Power violence. I know a lot of you out there might be turned off by the term–sounds creepy and dangerous, right? But if you like seeing the sounds of metal, hardcore, punk, and even random offshoots like free jazz and experimental noise all pushed to their absolute limit at the same time by the same bands, then chances are you already know that power violence is the genre for you. Originally innovated by bands like Infest and Crossed Out, power violence incorporates the ridiculous speeds of grindcore, the brutal slowness of the sludgiest doom metal, and the freakout craziness of noise into a harsh conglomeration of atonal madness. If you need danceability and sweet melodic hooks from your music, well, I get that, but this may not be the night for you. However, if you can appreciate people pushing the limit of just how fast, heavy, and hectic music can get, you need to order your ticket now.
Iron Lung may not have been there at power violence’s dawn in the early 90s, but they’ve been the leaders of the genre for quite a while now, at least since the release of their 2004 debut, Life. Iron Lung. Death. This bassless two-piece tosses out killer riffs at hyperspeed, blending them with crushing breakdowns and tortured screams, along with a heaping helping of flat-out noise. The combination was refined to perfection on their third album, White Glove Test, but the four years since its release have seen almost no releases of new material–other than a lathe-cut limited edition EP earlier this year, which was limited to 100 and sold only at shows. Hopefully they’ll bring us a real new album soon, but until then, you’ll have to settle for getting your head knocked off at this show.

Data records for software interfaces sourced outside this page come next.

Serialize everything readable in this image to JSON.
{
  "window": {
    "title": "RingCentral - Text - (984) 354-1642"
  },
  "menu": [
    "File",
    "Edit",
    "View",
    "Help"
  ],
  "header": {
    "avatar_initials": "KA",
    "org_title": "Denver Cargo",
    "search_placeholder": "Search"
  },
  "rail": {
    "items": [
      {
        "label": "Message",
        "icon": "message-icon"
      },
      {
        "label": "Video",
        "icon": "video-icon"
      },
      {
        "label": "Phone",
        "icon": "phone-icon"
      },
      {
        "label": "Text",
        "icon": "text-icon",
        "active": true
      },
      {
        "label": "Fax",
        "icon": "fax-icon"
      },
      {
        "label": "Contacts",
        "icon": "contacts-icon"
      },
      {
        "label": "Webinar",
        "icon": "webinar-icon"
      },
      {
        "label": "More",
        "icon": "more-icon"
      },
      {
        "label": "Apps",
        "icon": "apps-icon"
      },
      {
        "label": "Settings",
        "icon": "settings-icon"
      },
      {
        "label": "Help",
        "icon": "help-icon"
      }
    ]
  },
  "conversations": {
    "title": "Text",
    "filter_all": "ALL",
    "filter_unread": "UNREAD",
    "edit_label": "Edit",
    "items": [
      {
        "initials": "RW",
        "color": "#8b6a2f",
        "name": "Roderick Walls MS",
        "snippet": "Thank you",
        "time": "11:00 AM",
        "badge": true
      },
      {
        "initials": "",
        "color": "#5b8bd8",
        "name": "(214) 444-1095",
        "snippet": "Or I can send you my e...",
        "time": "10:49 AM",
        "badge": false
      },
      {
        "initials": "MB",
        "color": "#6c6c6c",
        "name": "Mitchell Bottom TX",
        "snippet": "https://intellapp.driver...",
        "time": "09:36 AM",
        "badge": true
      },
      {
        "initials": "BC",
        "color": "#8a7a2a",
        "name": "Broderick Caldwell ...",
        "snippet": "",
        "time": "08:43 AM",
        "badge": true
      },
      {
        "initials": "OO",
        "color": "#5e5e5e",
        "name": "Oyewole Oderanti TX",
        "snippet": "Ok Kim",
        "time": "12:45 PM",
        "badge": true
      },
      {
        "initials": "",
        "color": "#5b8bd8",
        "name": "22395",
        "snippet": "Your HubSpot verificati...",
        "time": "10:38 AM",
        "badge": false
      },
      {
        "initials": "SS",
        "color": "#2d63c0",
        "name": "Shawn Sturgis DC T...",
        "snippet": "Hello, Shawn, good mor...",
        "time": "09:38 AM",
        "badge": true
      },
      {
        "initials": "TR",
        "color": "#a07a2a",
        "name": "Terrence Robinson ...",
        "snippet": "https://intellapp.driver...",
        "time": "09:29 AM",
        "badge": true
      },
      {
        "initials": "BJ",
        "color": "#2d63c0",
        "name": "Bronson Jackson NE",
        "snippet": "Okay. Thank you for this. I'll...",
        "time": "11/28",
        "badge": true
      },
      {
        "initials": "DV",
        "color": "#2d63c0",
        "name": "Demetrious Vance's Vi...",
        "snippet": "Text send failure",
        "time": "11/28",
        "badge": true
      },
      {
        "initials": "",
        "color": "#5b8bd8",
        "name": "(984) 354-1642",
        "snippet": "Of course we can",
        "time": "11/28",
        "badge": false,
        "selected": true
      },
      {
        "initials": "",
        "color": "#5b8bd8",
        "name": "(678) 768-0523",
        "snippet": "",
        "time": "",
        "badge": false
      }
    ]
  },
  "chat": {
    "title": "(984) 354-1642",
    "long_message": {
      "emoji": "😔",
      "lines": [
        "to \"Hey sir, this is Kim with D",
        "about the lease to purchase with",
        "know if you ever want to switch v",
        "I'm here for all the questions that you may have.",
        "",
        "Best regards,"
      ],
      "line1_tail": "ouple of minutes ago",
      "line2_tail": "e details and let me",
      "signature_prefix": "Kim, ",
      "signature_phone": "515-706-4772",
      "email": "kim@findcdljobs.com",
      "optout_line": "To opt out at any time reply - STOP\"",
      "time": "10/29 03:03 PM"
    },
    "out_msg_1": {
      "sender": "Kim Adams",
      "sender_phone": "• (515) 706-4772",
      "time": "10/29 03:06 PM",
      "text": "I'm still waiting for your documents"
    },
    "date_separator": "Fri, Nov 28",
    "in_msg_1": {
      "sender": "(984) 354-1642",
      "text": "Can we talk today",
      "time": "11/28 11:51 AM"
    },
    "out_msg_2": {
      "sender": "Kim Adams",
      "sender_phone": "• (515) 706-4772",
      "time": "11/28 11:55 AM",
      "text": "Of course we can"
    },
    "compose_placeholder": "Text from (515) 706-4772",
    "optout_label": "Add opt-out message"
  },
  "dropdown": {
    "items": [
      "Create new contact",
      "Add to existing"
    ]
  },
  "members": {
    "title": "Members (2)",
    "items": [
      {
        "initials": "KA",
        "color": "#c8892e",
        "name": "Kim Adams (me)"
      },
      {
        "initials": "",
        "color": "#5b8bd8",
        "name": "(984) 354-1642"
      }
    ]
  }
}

Bastard Noise actually were there at the early 90s dawn of power violence–indeed, leader Eric Wood coined the term. Originally known as Man Is The Bastard, the group had some lineup changes and moved in a more noise-weirdness direction after Y2K, at which time they adopted the Bastard Noise moniker. However, recent years have seen their original drummer rejoin the group, and things move back towards the sort of jazz-grind-sludge the band excelled at in its early years, so this show may more closely resemble Man Is The Bastard’s 1996 performance at the same venue than one might initially expect. This lineup is jam packed with additional entertainment, from legendary RVA power violence duo Suppression–who date back almost as long as Bastard Noise in their own right–to Canadian bass-drum sludge combo Intensive Care, who feature former members of mid-2000s power violence torchbearers Endless Blockade. Local queercore/blackened screamo upstarts Listless kick things off with righteous fury, so show up on time and be ready for some serious ear damage.